While the policy and technology challenges make that prediction optimistic, there is no doubt that we will see significantly more data influencing care decisions. Presenting physicians with holistic medical records from multiple sources and interpreting it within the context of nonclinical data will allow for more timely, engaged, and effective care.
There are different approaches to increasing the flow of data between stakeholders in healthcare. The first step, mastered by Epic and Cerner some time ago, is digital collection and aggregation within a single network or ecosystem. Hospitals can talk to providers who are able to talk to payers. However, this produced “walled gardens,” effective for some but inaccessible to many. Additionally, the patient could not travel with this information. It was effectively siloed, and some of the most innovative healthcare companies had to start from the ground floor onboarding new patients.

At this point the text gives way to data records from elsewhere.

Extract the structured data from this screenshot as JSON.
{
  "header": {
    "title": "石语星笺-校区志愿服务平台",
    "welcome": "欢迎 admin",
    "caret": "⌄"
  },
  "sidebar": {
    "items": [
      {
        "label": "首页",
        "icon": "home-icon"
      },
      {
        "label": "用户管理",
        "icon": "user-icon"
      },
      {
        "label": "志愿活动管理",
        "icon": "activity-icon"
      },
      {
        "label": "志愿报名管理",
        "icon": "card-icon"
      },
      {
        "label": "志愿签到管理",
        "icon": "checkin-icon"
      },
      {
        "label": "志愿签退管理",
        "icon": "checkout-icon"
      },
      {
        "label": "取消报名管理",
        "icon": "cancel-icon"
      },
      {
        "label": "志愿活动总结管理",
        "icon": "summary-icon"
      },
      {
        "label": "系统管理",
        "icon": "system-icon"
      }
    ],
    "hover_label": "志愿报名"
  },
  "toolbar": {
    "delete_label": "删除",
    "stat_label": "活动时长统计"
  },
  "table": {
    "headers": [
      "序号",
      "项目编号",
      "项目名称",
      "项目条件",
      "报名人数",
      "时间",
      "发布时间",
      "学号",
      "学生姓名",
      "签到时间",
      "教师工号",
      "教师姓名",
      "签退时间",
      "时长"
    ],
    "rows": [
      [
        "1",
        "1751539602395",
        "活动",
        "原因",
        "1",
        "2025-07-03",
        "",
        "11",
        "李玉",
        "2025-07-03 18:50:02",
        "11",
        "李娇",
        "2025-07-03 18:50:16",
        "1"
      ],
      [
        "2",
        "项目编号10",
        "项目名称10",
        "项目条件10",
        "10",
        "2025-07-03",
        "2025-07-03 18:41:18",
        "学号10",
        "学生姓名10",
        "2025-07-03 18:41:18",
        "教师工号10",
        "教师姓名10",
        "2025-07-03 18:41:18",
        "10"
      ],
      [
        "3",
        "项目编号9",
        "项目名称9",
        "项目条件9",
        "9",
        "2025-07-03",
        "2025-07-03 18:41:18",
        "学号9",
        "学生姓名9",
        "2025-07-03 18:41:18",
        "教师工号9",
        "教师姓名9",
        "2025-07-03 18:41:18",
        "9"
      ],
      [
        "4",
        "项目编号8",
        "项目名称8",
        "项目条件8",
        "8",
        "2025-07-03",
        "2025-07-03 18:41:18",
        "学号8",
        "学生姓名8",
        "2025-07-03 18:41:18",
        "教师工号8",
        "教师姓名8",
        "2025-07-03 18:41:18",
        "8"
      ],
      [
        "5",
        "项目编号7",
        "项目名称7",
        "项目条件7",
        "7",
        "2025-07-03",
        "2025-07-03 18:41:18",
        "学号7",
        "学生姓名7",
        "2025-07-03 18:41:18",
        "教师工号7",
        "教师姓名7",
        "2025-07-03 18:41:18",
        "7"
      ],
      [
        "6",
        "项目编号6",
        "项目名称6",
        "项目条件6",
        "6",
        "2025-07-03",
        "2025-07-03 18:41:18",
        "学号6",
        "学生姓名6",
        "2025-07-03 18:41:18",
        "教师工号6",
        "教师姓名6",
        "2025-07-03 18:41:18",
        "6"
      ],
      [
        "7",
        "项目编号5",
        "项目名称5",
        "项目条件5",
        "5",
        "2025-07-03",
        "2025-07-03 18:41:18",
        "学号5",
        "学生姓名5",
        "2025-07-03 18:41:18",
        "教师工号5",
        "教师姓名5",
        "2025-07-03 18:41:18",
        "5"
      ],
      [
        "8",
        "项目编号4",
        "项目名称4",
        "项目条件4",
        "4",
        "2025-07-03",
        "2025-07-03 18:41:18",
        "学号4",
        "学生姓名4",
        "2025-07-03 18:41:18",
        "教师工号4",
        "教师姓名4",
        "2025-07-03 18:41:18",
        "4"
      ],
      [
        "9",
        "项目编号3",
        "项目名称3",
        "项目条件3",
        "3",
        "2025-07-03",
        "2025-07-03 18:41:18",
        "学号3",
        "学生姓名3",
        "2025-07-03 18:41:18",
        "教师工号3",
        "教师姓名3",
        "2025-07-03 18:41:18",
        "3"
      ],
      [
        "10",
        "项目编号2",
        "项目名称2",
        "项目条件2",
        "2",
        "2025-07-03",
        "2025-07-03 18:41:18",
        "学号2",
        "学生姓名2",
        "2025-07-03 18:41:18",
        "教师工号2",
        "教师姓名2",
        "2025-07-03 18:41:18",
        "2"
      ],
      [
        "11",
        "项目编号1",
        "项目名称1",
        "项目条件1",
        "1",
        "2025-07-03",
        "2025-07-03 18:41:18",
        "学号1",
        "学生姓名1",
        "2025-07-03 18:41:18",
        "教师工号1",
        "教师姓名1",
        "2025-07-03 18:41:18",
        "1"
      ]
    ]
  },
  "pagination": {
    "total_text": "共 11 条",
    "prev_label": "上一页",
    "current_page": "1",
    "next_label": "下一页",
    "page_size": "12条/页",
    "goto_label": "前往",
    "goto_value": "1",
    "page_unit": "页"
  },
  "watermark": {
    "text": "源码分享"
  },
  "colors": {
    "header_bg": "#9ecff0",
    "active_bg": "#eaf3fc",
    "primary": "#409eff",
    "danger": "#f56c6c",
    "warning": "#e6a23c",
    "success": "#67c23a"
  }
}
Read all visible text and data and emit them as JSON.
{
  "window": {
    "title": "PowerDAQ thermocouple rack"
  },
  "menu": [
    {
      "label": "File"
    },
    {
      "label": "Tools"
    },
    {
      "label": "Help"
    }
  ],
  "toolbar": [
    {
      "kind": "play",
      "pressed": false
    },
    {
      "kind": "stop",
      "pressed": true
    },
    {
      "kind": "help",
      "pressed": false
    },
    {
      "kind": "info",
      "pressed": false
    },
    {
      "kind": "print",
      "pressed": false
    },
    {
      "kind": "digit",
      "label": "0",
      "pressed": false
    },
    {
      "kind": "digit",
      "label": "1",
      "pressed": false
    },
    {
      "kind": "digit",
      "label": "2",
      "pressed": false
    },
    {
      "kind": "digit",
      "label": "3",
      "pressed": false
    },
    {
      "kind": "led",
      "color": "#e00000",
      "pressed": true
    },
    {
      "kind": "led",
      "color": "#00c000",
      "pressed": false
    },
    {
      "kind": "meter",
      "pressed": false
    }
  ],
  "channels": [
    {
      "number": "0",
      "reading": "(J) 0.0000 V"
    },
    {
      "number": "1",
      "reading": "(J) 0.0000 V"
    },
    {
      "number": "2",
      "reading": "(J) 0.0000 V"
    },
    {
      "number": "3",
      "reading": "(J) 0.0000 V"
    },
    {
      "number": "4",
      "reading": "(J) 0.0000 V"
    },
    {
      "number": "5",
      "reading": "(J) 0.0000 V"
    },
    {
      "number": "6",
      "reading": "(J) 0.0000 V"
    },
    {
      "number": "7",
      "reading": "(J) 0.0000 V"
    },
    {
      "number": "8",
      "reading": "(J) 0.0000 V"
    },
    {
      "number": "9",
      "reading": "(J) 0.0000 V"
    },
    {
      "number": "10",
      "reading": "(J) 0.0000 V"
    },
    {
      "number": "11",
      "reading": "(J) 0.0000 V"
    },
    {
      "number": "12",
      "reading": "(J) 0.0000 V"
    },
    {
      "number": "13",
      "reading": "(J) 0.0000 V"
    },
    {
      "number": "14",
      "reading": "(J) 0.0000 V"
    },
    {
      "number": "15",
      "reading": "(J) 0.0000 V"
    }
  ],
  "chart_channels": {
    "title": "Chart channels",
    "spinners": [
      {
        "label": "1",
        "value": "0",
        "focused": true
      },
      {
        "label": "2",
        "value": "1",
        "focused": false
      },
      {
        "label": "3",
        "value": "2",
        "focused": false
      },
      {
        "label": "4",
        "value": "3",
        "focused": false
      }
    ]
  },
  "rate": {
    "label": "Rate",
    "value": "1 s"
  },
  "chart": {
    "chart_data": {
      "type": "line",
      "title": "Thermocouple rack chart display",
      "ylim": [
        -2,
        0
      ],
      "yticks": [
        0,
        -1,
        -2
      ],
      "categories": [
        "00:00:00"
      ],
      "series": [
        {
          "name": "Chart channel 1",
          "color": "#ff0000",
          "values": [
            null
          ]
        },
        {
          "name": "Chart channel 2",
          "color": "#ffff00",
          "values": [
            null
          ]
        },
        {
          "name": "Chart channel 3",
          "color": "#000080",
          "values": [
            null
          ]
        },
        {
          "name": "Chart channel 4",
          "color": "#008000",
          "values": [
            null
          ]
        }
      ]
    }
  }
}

Today, companies like Redox are connecting different stakeholders and companies like Human API and Moxe are laying the groundwork for a more streamlined set of digital pipes in healthcare infrastructure. The most ambitious approaches involve either universal aggregation, such as that of Health Gorilla, which is producing a unique, secure data lake of health information, or companies like Seqster and Patientory, which are giving power back to the patient with the goal of true transportability.
All these approaches aim to make care more efficient in combination with access to caregivers, and to increase communication, and reduce wasted time and effort in the healthcare system overall.